What is scoliosis?
Often defined as an abnormal curvature of the spine, scoliosis is a condition that can affect any portion of the spine, from the neck to the lower back, though the most common location is the lumbar spine (lower back). This term refers to a side-to-side curve, which often occurs in a C or S formation.
Scoliosis diagnosis information
In most cases, people are diagnosed with scoliosis in childhood or early adolescence. You may be familiar with the way physicians check people for a spinal curvature — by having them bend at the waist and checking to see if one side of their ribcage is more prominent than the other.
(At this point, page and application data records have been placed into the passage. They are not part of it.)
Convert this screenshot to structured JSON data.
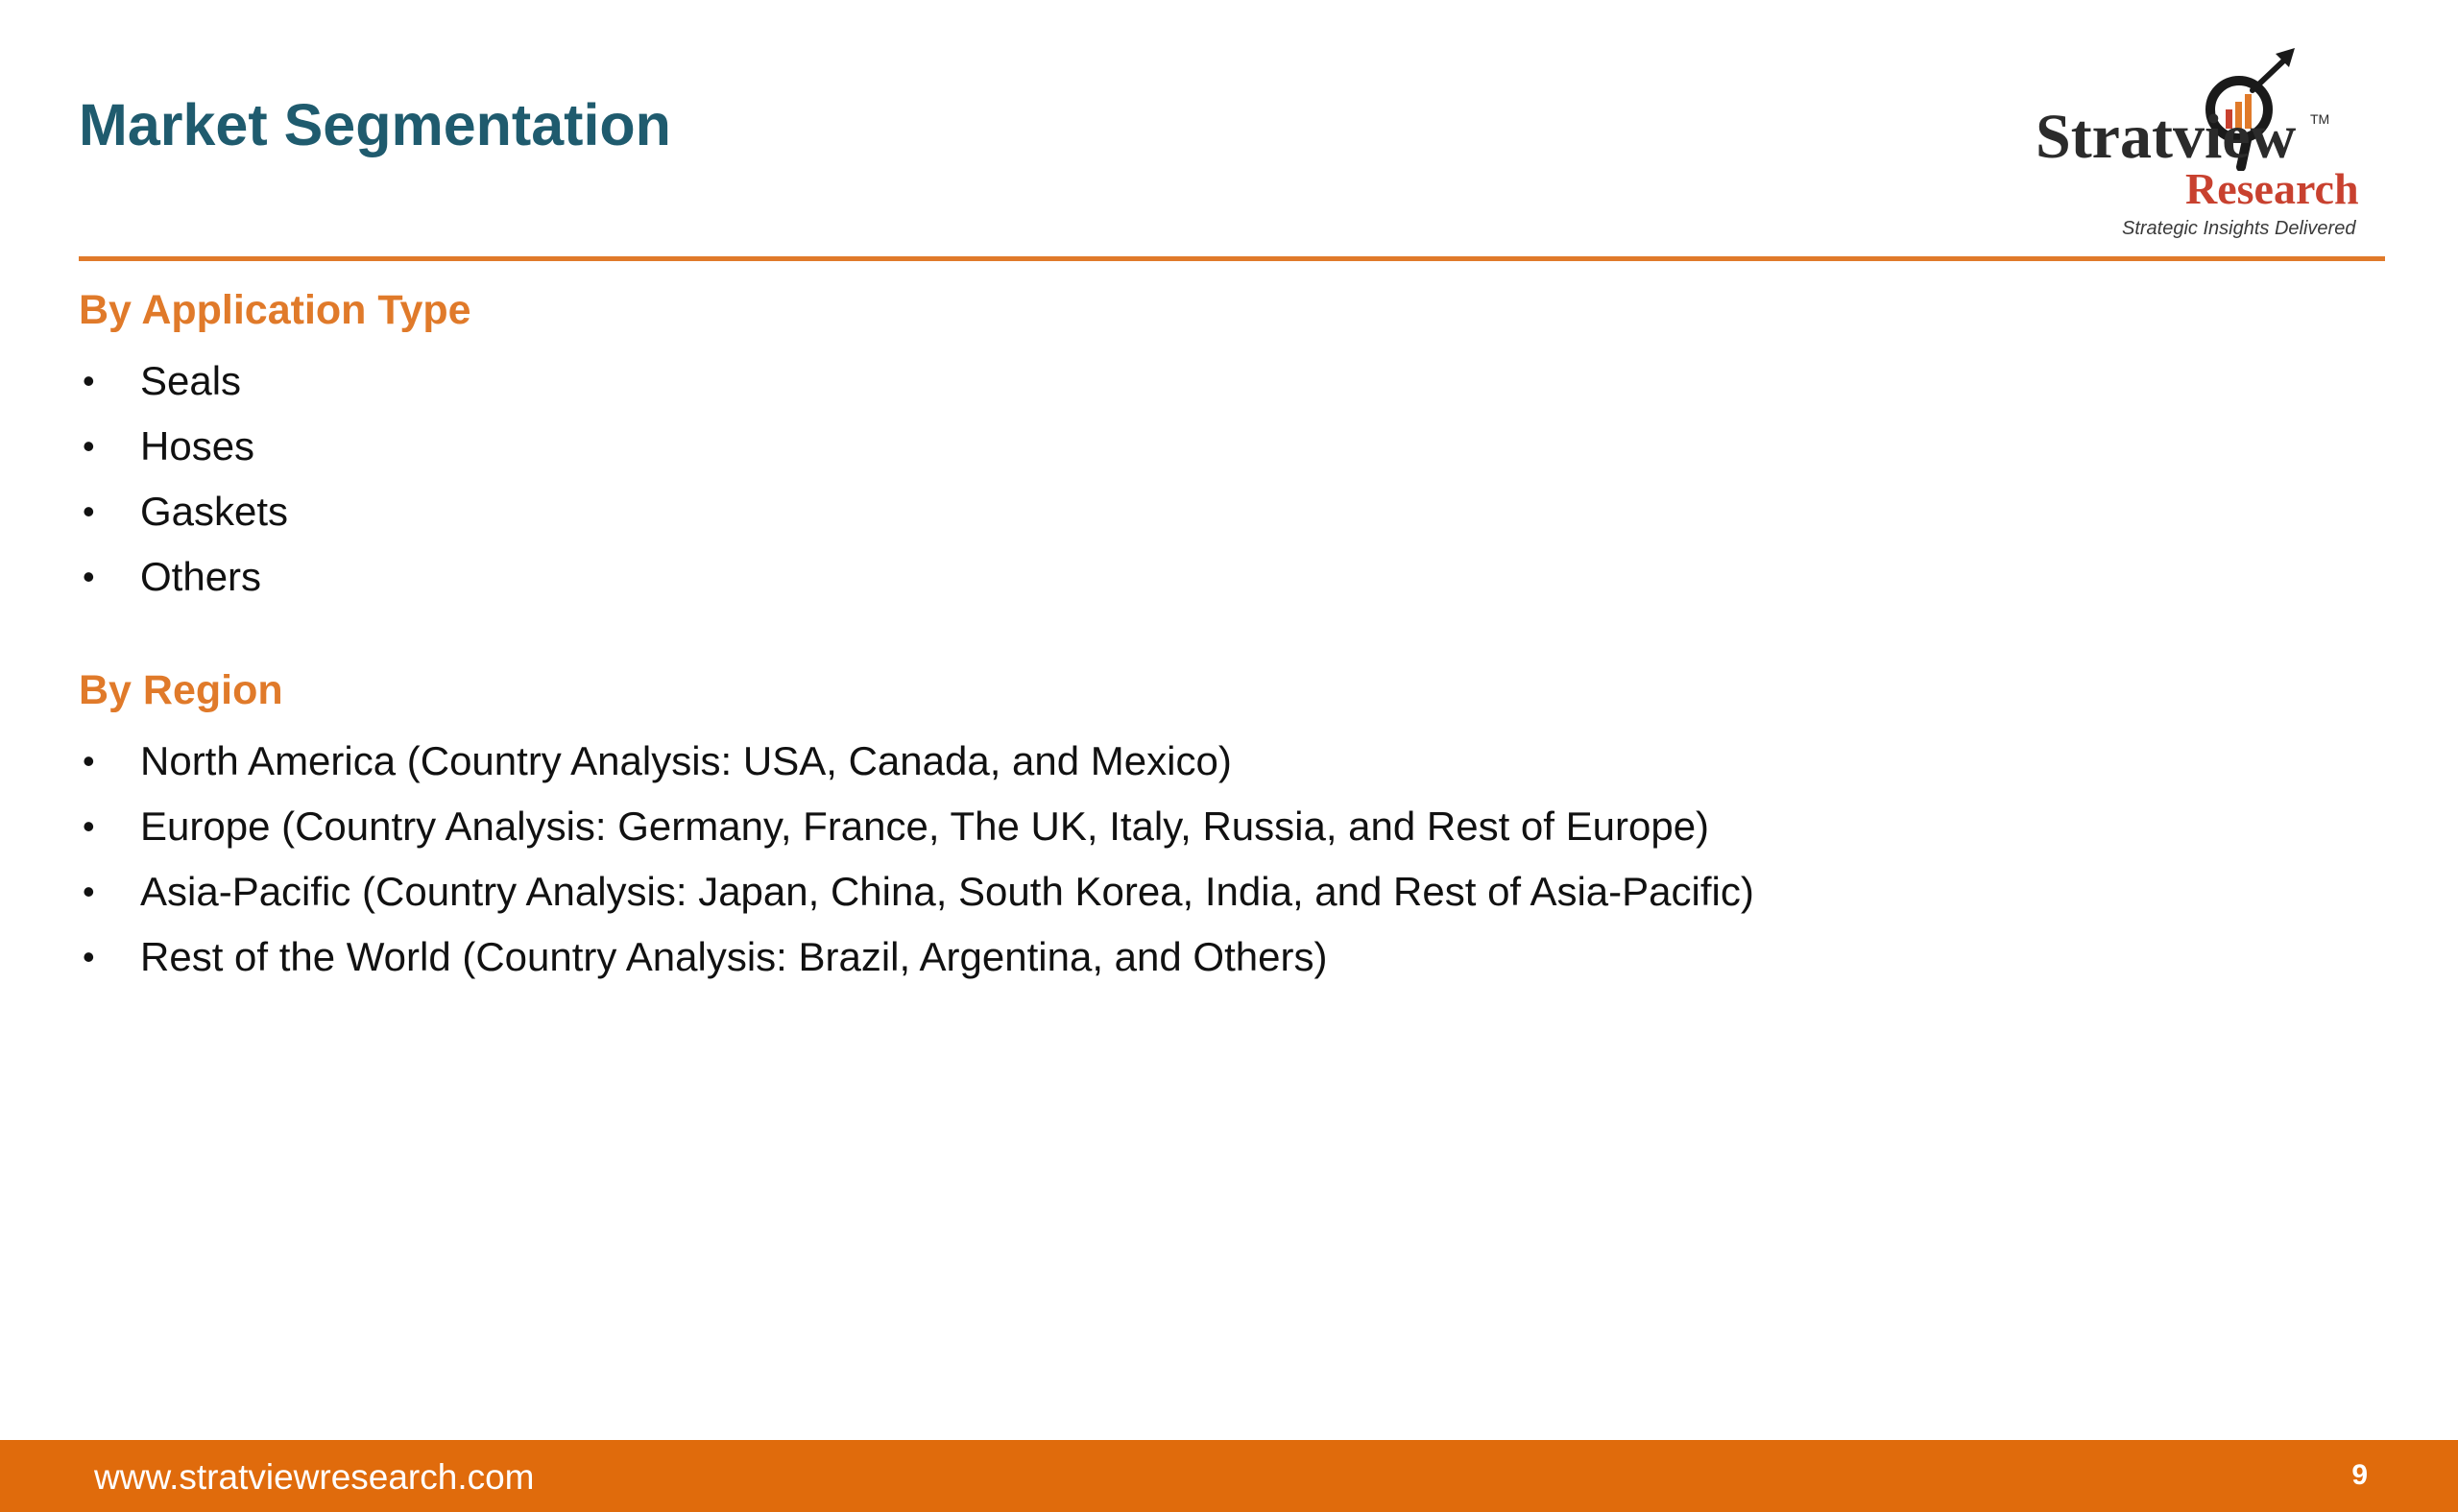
{
  "slide": {
    "title": "Market Segmentation",
    "page_number": "9"
  },
  "logo": {
    "word": "Stratview",
    "tm": "TM",
    "research": "Research",
    "tagline": "Strategic Insights Delivered",
    "colors": {
      "dark": "#2b2b2b",
      "red": "#c8412f",
      "orange": "#e07a2a"
    }
  },
  "sections": [
    {
      "heading": "By Application Type",
      "items": [
        "Seals",
        "Hoses",
        "Gaskets",
        "Others"
      ]
    },
    {
      "heading": "By Region",
      "items": [
        "North America (Country Analysis: USA, Canada, and Mexico)",
        "Europe (Country Analysis: Germany, France, The UK, Italy, Russia, and Rest of Europe)",
        "Asia-Pacific (Country Analysis: Japan, China, South Korea, India, and Rest of Asia-Pacific)",
        "Rest of the World (Country Analysis: Brazil, Argentina, and Others)"
      ]
    }
  ],
  "footer": {
    "url": "www.stratviewresearch.com"
  },
  "theme": {
    "title_color": "#1f5b6e",
    "accent_color": "#e07a2a",
    "footer_color": "#e06b0c",
    "bullet_glyph": "•"
  }
}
In addition to this physical exam, physicians may also request a follow-up X-ray to see the extent of the shift and/or an MRI to rule out potential underlying causes such as tumors.
Scoliosis is often caused by inherited traits that impact the development of spinal bones, but it can also be linked to cerebral palsy or other neuromuscular conditions, as well as infections or injuries to the spine.
In some cases of degenerative scoliosis, a severely damaged spinal disc will cause the surrounding vertebrae to shift out of alignment, creating an abnormal curvature in the spine. This cause of scoliosis can be identified through an MRI test.
Scoliosis symptoms vary in severity and often depend on where and how the spine curves. Some of the more typical symptoms include:
- Neck and back pain
- Uneven waist or hips
- A more prominent shoulder blade or side of the rib cage
- One hip that sits higher than the other
- Pain, numbness or cramping in the legs
In some severe cases, the shift in the spinal curvature can even lead to difficulty breathing due to compression of the lungs and the heart.
For adults who have scoliosis, treatment typically focuses on managing pain and other symptoms through pain medications, physical therapy and regular exercise. However, for people whose symptoms get progressively worse, surgery can be an option.
Spinal fusion surgery is the most common procedure for adults who have scoliosis, because it can help stabilize the spine and can slow the progress of the curvature. Such surgeries can be performed using traditional open back approaches or through minimally invasive spine surgery, like the procedures offered by Laser Spine Institute. Our procedures offer a shorter recovery time^ and less risk of complication than traditional surgery.
To learn more about Laser Spine Institute and the scoliosis treatment options at our Cincinnati surgery center, contact us today. You can even find out if you’re a candidate for our minimally invasive spine surgery by getting a no-cost MRI review.*